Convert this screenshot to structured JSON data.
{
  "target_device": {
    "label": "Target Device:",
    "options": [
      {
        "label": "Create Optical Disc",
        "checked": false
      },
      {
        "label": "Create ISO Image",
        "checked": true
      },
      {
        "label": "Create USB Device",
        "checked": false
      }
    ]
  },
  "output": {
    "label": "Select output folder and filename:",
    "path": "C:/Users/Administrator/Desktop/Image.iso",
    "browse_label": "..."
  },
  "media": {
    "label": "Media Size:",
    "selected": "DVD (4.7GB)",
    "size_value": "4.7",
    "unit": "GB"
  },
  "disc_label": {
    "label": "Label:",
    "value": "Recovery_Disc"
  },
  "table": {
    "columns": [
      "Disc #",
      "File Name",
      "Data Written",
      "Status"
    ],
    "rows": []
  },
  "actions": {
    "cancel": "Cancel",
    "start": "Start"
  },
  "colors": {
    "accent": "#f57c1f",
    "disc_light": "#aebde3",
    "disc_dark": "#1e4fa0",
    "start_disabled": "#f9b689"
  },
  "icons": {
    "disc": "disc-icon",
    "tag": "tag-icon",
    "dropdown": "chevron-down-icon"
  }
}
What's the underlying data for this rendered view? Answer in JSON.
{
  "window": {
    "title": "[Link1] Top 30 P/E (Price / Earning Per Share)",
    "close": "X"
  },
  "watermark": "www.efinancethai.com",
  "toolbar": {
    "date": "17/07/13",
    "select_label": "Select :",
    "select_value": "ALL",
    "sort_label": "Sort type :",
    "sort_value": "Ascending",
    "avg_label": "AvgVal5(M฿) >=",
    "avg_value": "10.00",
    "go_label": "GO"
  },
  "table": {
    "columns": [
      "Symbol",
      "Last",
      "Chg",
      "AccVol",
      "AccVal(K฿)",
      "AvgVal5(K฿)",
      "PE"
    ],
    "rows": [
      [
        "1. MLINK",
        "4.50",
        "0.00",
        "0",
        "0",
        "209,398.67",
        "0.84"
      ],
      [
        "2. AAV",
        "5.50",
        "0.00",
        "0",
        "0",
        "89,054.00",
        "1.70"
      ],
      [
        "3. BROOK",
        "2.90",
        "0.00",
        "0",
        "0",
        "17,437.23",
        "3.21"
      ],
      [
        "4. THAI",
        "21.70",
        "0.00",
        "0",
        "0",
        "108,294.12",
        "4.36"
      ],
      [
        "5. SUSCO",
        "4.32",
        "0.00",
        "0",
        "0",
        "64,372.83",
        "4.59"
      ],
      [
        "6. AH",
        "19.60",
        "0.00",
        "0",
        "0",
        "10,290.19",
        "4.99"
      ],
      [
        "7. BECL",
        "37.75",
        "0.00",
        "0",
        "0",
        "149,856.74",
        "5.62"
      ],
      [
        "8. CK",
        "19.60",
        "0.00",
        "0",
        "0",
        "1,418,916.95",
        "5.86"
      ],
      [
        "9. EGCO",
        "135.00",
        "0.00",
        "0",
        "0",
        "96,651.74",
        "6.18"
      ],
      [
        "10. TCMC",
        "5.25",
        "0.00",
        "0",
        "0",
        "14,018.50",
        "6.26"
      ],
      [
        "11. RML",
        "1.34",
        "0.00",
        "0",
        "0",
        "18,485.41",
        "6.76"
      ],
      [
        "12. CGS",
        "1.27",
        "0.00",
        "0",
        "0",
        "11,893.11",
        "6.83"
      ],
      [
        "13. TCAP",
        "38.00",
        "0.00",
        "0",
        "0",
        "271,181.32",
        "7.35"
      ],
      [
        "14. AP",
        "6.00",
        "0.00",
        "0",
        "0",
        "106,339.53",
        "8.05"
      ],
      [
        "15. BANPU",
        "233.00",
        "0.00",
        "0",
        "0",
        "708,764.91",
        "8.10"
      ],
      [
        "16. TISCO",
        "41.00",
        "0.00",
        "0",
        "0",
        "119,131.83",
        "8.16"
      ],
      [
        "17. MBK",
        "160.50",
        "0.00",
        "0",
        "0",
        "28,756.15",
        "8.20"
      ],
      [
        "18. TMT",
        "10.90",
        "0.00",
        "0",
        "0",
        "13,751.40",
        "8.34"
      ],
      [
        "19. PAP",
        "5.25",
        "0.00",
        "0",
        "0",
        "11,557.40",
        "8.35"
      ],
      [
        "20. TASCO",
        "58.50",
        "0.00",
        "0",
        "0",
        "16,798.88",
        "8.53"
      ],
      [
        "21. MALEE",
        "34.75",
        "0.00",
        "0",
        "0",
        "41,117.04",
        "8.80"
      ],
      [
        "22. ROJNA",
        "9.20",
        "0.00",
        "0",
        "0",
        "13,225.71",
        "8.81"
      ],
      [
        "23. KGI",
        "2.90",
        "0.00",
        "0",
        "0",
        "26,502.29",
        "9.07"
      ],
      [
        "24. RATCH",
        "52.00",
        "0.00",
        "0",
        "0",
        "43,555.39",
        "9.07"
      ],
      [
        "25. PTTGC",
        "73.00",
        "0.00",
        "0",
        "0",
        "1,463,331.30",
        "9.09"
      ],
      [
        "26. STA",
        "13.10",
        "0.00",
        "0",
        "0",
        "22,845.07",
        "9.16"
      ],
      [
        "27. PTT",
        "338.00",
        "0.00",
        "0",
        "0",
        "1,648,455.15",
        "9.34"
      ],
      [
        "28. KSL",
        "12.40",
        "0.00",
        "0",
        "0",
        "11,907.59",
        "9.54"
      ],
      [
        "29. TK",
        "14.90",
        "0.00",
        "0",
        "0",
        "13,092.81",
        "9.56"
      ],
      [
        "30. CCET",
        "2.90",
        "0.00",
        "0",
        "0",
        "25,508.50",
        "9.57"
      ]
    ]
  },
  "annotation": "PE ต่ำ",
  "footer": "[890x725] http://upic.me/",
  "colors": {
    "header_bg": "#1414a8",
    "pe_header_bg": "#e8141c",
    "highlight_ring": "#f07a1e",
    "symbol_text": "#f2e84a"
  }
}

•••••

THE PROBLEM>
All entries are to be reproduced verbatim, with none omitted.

OUTPUT>
Convert this screenshot to structured JSON data.
{
  "target_device": {
    "label": "Target Device:",
    "options": [
      {
        "label": "Create Optical Disc",
        "checked": false
      },
      {
        "label": "Create ISO Image",
        "checked": true
      },
      {
        "label": "Create USB Device",
        "checked": false
      }
    ]
  },
  "output": {
    "label": "Select output folder and filename:",
    "path": "C:/Users/Administrator/Desktop/Image.iso",
    "browse_label": "..."
  },
  "media": {
    "label": "Media Size:",
    "selected": "DVD (4.7GB)",
    "size_value": "4.7",
    "unit": "GB"
  },
  "disc_label": {
    "label": "Label:",
    "value": "Recovery_Disc"
  },
  "table": {
    "columns": [
      "Disc #",
      "File Name",
      "Data Written",
      "Status"
    ],
    "rows": []
  },
  "actions": {
    "cancel": "Cancel",
    "start": "Start"
  },
  "colors": {
    "accent": "#f57c1f",
    "disc_light": "#aebde3",
    "disc_dark": "#1e4fa0",
    "start_disabled": "#f9b689"
  },
  "icons": {
    "disc": "disc-icon",
    "tag": "tag-icon",
    "dropdown": "chevron-down-icon"
  }
}
What's the underlying data for this rendered view? Answer in JSON.
{
  "window": {
    "title": "[Link1] Top 30 P/E (Price / Earning Per Share)",
    "close": "X"
  },
  "watermark": "www.efinancethai.com",
  "toolbar": {
    "date": "17/07/13",
    "select_label": "Select :",
    "select_value": "ALL",
    "sort_label": "Sort type :",
    "sort_value": "Ascending",
    "avg_label": "AvgVal5(M฿) >=",
    "avg_value": "10.00",
    "go_label": "GO"
  },
  "table": {
    "columns": [
      "Symbol",
      "Last",
      "Chg",
      "AccVol",
      "AccVal(K฿)",
      "AvgVal5(K฿)",
      "PE"
    ],
    "rows": [
      [
        "1. MLINK",
        "4.50",
        "0.00",
        "0",
        "0",
        "209,398.67",
        "0.84"
      ],
      [
        "2. AAV",
        "5.50",
        "0.00",
        "0",
        "0",
        "89,054.00",
        "1.70"
      ],
      [
        "3. BROOK",
        "2.90",
        "0.00",
        "0",
        "0",
        "17,437.23",
        "3.21"
      ],
      [
        "4. THAI",
        "21.70",
        "0.00",
        "0",
        "0",
        "108,294.12",
        "4.36"
      ],
      [
        "5. SUSCO",
        "4.32",
        "0.00",
        "0",
        "0",
        "64,372.83",
        "4.59"
      ],
      [
        "6. AH",
        "19.60",
        "0.00",
        "0",
        "0",
        "10,290.19",
        "4.99"
      ],
      [
        "7. BECL",
        "37.75",
        "0.00",
        "0",
        "0",
        "149,856.74",
        "5.62"
      ],
      [
        "8. CK",
        "19.60",
        "0.00",
        "0",
        "0",
        "1,418,916.95",
        "5.86"
      ],
      [
        "9. EGCO",
        "135.00",
        "0.00",
        "0",
        "0",
        "96,651.74",
        "6.18"
      ],
      [
        "10. TCMC",
        "5.25",
        "0.00",
        "0",
        "0",
        "14,018.50",
        "6.26"
      ],
      [
        "11. RML",
        "1.34",
        "0.00",
        "0",
        "0",
        "18,485.41",
        "6.76"
      ],
      [
        "12. CGS",
        "1.27",
        "0.00",
        "0",
        "0",
        "11,893.11",
        "6.83"
      ],
      [
        "13. TCAP",
        "38.00",
        "0.00",
        "0",
        "0",
        "271,181.32",
        "7.35"
      ],
      [
        "14. AP",
        "6.00",
        "0.00",
        "0",
        "0",
        "106,339.53",
        "8.05"
      ],
      [
        "15. BANPU",
        "233.00",
        "0.00",
        "0",
        "0",
        "708,764.91",
        "8.10"
      ],
      [
        "16. TISCO",
        "41.00",
        "0.00",
        "0",
        "0",
        "119,131.83",
        "8.16"
      ],
      [
        "17. MBK",
        "160.50",
        "0.00",
        "0",
        "0",
        "28,756.15",
        "8.20"
      ],
      [
        "18. TMT",
        "10.90",
        "0.00",
        "0",
        "0",
        "13,751.40",
        "8.34"
      ],
      [
        "19. PAP",
        "5.25",
        "0.00",
        "0",
        "0",
        "11,557.40",
        "8.35"
      ],
      [
        "20. TASCO",
        "58.50",
        "0.00",
        "0",
        "0",
        "16,798.88",
        "8.53"
      ],
      [
        "21. MALEE",
        "34.75",
        "0.00",
        "0",
        "0",
        "41,117.04",
        "8.80"
      ],
      [
        "22. ROJNA",
        "9.20",
        "0.00",
        "0",
        "0",
        "13,225.71",
        "8.81"
      ],
      [
        "23. KGI",
        "2.90",
        "0.00",
        "0",
        "0",
        "26,502.29",
        "9.07"
      ],
      [
        "24. RATCH",
        "52.00",
        "0.00",
        "0",
        "0",
        "43,555.39",
        "9.07"
      ],
      [
        "25. PTTGC",
        "73.00",
        "0.00",
        "0",
        "0",
        "1,463,331.30",
        "9.09"
      ],
      [
        "26. STA",
        "13.10",
        "0.00",
        "0",
        "0",
        "22,845.07",
        "9.16"
      ],
      [
        "27. PTT",
        "338.00",
        "0.00",
        "0",
        "0",
        "1,648,455.15",
        "9.34"
      ],
      [
        "28. KSL",
        "12.40",
        "0.00",
        "0",
        "0",
        "11,907.59",
        "9.54"
      ],
      [
        "29. TK",
        "14.90",
        "0.00",
        "0",
        "0",
        "13,092.81",
        "9.56"
      ],
      [
        "30. CCET",
        "2.90",
        "0.00",
        "0",
        "0",
        "25,508.50",
        "9.57"
      ]
    ]
  },
  "annotation": "PE ต่ำ",
  "footer": "[890x725] http://upic.me/",
  "colors": {
    "header_bg": "#1414a8",
    "pe_header_bg": "#e8141c",
    "highlight_ring": "#f07a1e",
    "symbol_text": "#f2e84a"
  }
}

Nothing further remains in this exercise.